• Input data
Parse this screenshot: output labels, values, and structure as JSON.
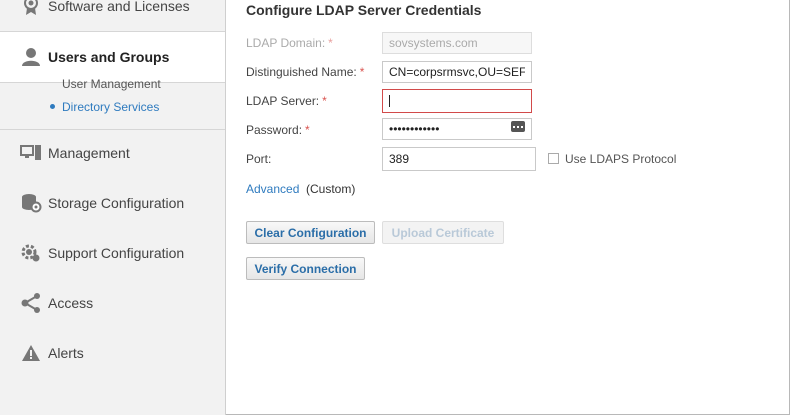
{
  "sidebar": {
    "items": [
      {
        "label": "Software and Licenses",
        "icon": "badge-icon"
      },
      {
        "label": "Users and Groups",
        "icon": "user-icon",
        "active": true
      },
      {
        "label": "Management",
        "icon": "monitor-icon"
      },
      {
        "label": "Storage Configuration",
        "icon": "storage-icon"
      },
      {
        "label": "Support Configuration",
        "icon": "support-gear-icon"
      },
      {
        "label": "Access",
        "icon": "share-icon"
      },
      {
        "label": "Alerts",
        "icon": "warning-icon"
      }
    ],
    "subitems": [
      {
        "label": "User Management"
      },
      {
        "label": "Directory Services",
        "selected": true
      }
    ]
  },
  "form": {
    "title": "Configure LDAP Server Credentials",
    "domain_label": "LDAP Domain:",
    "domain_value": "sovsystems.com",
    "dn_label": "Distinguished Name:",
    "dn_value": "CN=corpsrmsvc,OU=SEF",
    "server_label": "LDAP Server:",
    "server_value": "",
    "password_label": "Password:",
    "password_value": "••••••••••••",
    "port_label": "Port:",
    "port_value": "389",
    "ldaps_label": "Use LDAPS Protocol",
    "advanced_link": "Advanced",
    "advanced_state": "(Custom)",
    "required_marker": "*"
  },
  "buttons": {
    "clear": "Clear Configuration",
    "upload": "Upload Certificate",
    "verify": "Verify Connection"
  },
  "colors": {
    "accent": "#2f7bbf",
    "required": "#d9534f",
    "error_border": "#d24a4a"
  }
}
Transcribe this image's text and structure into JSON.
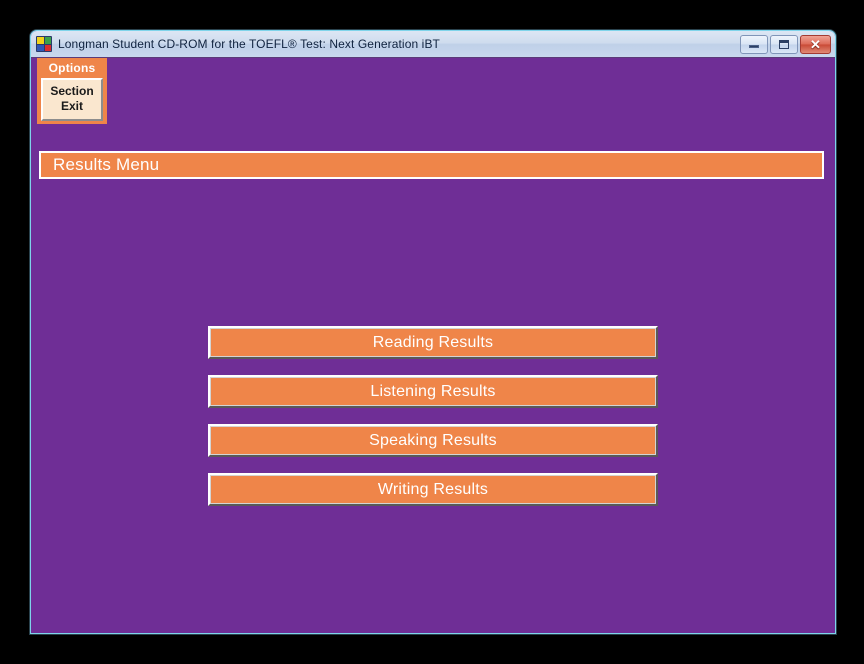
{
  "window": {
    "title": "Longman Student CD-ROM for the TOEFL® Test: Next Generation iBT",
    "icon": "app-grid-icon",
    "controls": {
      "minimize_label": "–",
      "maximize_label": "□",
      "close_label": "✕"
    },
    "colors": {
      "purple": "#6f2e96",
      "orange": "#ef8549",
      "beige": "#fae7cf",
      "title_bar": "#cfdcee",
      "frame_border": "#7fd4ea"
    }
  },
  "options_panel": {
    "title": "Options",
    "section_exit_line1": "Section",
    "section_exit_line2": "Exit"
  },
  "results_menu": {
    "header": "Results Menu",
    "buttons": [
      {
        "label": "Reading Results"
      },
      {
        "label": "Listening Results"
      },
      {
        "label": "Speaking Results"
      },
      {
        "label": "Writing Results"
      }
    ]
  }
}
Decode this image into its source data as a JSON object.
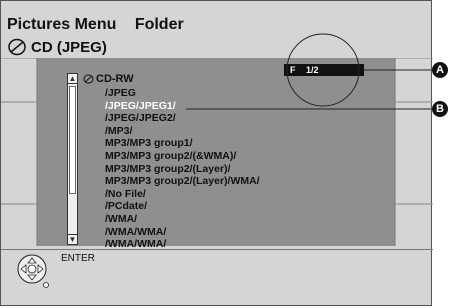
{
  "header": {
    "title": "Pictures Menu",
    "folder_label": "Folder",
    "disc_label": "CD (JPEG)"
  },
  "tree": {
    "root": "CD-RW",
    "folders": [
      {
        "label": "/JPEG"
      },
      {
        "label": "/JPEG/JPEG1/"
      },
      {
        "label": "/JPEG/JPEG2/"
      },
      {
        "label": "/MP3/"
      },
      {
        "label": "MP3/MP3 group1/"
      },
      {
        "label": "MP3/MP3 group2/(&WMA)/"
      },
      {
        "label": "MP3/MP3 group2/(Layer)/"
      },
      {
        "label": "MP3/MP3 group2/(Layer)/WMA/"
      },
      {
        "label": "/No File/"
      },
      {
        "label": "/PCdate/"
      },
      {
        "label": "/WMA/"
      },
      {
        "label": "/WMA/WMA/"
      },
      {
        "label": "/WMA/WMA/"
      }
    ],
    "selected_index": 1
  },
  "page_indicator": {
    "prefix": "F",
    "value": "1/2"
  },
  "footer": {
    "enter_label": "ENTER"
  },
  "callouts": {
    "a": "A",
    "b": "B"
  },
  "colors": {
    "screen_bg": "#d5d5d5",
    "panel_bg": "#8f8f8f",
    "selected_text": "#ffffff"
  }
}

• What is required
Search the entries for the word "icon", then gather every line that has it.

• Response to the task
        "icon": "badge-icon"
        "icon": "user-icon",
        "icon": "monitor-icon"
        "icon": "storage-icon"
        "icon": "support-gear-icon"
        "icon": "share-icon"
        "icon": "warning-icon"
    "icon": "app-grid-icon",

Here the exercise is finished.